THERE MUST be no return to the Seventies: that has been the mantra of Labour Party modernisation. We can have bell-bottoms and disco, but we cannot have the National Executive of the people's party turned into a citadel occupied by those determined to accuse the Labour Government of betrayal.

This is all very sensible, but Labour's image managers make a mistake if they rely purely on institutional fixes for political problems. The conditions that produced Tony Benn's ascendancy do not exist today, although there are a surprising number of unreconstructed Bennites standing for election to the National Executive this year. What matters is that they do not declare their fundamentalist views openly, because they know they would not win the votes of the mass of party members if they did - one- member, one-vote democracy has made the difference.

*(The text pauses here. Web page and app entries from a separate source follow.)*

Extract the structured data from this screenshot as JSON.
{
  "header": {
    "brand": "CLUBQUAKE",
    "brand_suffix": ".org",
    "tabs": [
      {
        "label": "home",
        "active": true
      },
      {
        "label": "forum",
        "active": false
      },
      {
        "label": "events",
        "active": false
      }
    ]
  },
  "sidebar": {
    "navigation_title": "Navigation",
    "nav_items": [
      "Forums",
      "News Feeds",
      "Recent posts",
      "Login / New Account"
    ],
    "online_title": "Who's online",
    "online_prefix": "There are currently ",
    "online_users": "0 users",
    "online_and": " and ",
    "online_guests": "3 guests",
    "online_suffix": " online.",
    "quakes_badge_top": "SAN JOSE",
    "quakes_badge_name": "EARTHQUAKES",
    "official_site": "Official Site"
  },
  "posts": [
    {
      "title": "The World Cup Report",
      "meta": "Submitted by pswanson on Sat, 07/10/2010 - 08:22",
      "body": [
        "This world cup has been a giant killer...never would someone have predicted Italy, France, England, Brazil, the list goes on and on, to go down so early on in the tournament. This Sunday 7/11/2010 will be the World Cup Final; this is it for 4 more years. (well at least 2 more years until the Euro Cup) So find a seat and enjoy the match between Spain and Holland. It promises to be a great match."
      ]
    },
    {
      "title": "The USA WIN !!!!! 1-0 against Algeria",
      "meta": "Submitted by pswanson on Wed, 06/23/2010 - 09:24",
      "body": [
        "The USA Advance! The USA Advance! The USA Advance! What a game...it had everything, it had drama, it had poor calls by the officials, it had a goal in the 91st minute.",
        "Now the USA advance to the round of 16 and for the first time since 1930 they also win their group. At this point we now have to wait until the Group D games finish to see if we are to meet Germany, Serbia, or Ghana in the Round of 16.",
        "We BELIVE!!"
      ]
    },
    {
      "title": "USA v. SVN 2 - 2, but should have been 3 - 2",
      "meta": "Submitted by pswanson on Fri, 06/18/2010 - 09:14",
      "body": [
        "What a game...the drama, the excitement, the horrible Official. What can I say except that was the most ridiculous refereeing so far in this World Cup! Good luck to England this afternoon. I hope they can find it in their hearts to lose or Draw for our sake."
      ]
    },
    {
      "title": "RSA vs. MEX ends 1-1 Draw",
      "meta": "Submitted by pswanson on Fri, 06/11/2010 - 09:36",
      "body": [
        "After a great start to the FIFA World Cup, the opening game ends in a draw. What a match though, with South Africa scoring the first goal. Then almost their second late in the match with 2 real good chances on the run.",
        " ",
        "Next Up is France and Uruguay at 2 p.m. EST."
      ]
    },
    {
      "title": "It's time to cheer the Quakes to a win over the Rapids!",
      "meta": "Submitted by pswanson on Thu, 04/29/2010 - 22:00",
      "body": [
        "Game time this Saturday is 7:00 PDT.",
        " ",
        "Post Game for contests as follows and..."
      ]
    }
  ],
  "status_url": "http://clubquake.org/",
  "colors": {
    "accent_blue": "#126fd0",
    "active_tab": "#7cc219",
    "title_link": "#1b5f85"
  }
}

However, the grass-roots members of the party are not all Blair clones, eager to express their support for the choices made by the present Government. As we report today, the party's new consultative mechanisms have thrown up the same sort of doubts about their party's record that might have been sent to Blackpool in old-fashioned conference resolutions. Members are unhappy about student fees, education action zones (which they see as backdoor privatisation), public sector pay and a foreign policy which seems to put closeness to President Clinton above ethics.

What is striking about this list, though, is how far removed it is from the lunacies of the far left. They are, indeed, all issues on which this newspaper has sounded a cautionary note.

Tony Blair would be making a historic mistake if he sought to stifle these concerns, or if he attributed them to the remnants of Seventies structures in Labour's constitution. He would be falling into the same sort of trap as Margaret Thatcher, who seemed to believe: "It's unpopular, therefore it's right." In fact, she seemed to think: "The more unpopular it is, the more right it is." Her disdain was reserved for public opinion, whereas Mr Blair distrusts opinion in his own party. It is true that his internal reforms seem to have run out of steam. But he should have the confidence to recognise that his changes have been more successful than expected in making Labour more representative of public opinion.

Too much of what passes for consultation in Mr Blair's new model party is a sham designed to soothe irritations after the event. He should not treat the views of his troops so lightly - he may need them one day.